The founder of comparative linguistics.
(1746 - 1794) An extremely learned philologist who was also the judge of the Supreme Court of Judicature at Calcutta, he became fascinated by Sanskrit.
In his book The Sanscrit [sic] Language (1786), Jones presented the notion that Sanskrit, Greek, and Latin (and even Celtic, Gothic, and Persian) might have derived from a common ancestor language.
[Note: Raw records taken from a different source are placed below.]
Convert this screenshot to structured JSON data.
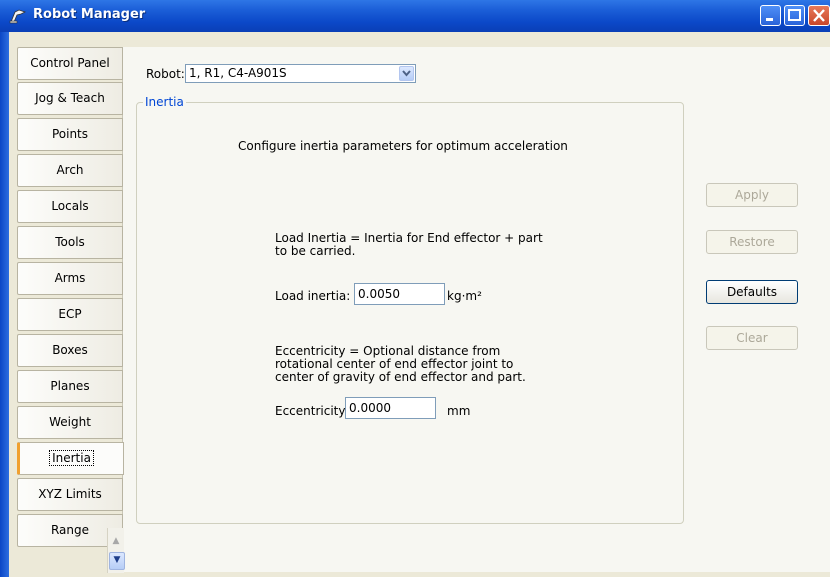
{
  "window": {
    "title": "Robot Manager"
  },
  "tabs": [
    {
      "label": "Control Panel"
    },
    {
      "label": "Jog & Teach"
    },
    {
      "label": "Points"
    },
    {
      "label": "Arch"
    },
    {
      "label": "Locals"
    },
    {
      "label": "Tools"
    },
    {
      "label": "Arms"
    },
    {
      "label": "ECP"
    },
    {
      "label": "Boxes"
    },
    {
      "label": "Planes"
    },
    {
      "label": "Weight"
    },
    {
      "label": "Inertia",
      "active": true
    },
    {
      "label": "XYZ Limits"
    },
    {
      "label": "Range"
    }
  ],
  "robot": {
    "label": "Robot:",
    "selected": "1, R1, C4-A901S"
  },
  "group": {
    "title": "Inertia",
    "description": "Configure inertia parameters for optimum acceleration",
    "load_help_line1": "Load Inertia = Inertia for End effector + part",
    "load_help_line2": "to be carried.",
    "load_label": "Load inertia:",
    "load_value": "0.0050",
    "load_unit": "kg·m²",
    "ecc_help_line1": "Eccentricity = Optional distance from",
    "ecc_help_line2": "rotational center of end effector joint to",
    "ecc_help_line3": "center of gravity of end effector and part.",
    "ecc_label": "Eccentricity:",
    "ecc_value": "0.0000",
    "ecc_unit": "mm"
  },
  "buttons": {
    "apply": "Apply",
    "restore": "Restore",
    "defaults": "Defaults",
    "clear": "Clear"
  },
  "colors": {
    "titlebar": "#0b48c8",
    "group_title": "#0046d5",
    "active_tab_marker": "#f0a030"
  }
}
Because of this claim, some have dubbed him the founder of comparative linguistics, though he wasn't the first to spot this phenomenon and write about it (see Marcus van Boxhorn).
Quotation - "The Sanscrit language, whatever be its antiquity, is of a wonderful structure; more perfect than the Greek, more copious than the Latin, and more exquisitely refined than either, yet bearing to both of them a stronger affinity, both in the roots of verbs and the forms of grammar, than could possibly have been produced by accident; so strong indeed, that no philologer could examine them all three, without believing them to have sprung from some common source, which, perhaps, no longer exists."
(Source: Jones, Collected Works, Volume III : 34-5)